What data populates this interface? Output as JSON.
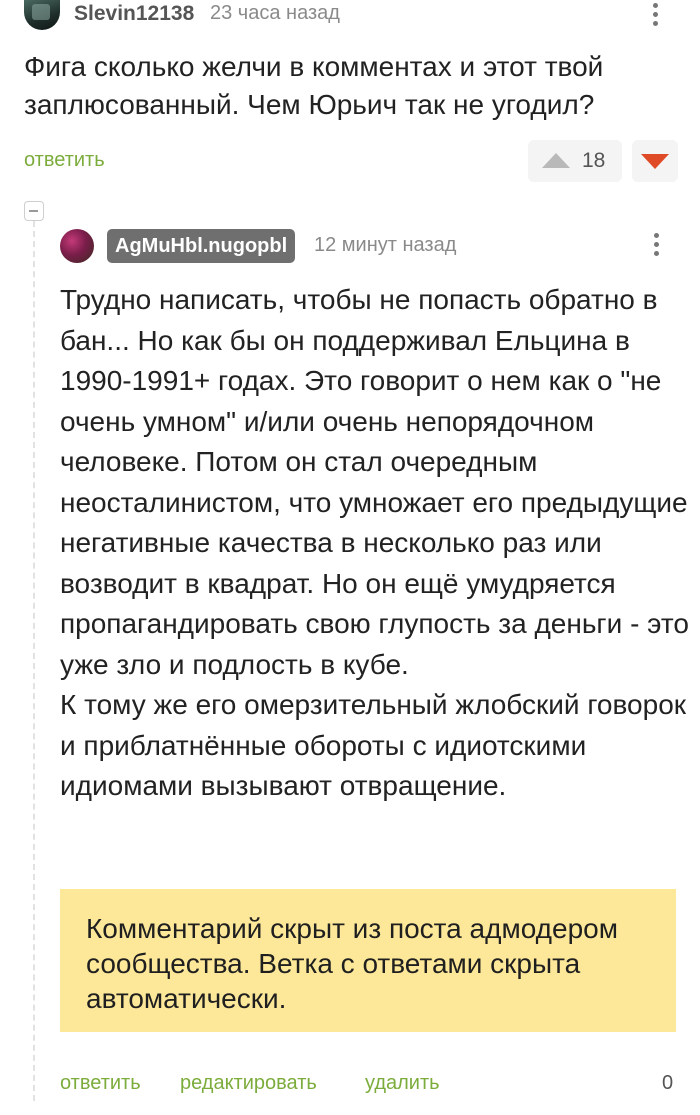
{
  "comment": {
    "author": "Slevin12138",
    "time": "23 часа назад",
    "text": "Фига сколько желчи в комментах и этот твой заплюсованный. Чем Юрьич так не угодил?",
    "reply_label": "ответить",
    "rating": "18"
  },
  "reply": {
    "author": "AgMuHbl.nugopbl",
    "time": "12 минут назад",
    "paragraphs": [
      "Трудно написать, чтобы не попасть обратно в бан... Но как бы он поддерживал Ельцина в 1990-1991+ годах. Это говорит о нем как о \"не очень умном\" и/или очень непорядочном человеке. Потом он стал очередным неосталинистом, что умножает его предыдущие негативные качества в несколько раз или возводит в квадрат. Но он ещё умудряется пропагандировать свою глупость за деньги - это уже зло и подлость в кубе.",
      "К тому же его омерзительный жлобский говорок и приблатнённые обороты с идиотскими идиомами вызывают отвращение."
    ],
    "hidden_notice": "Комментарий скрыт из поста адмодером сообщества. Ветка с ответами скрыта автоматически.",
    "actions": {
      "reply": "ответить",
      "edit": "редактировать",
      "delete": "удалить"
    },
    "score": "0"
  },
  "colors": {
    "link_green": "#7cac3c",
    "downvote_red": "#e04b27",
    "notice_yellow": "#fde89a"
  },
  "icons": {
    "upvote": "triangle-up-icon",
    "downvote": "triangle-down-icon",
    "menu": "kebab-menu-icon",
    "collapse": "collapse-minus-icon"
  }
}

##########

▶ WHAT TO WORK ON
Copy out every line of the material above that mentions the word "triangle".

▶ RESPONSE
    "upvote": "triangle-up-icon",
    "downvote": "triangle-down-icon",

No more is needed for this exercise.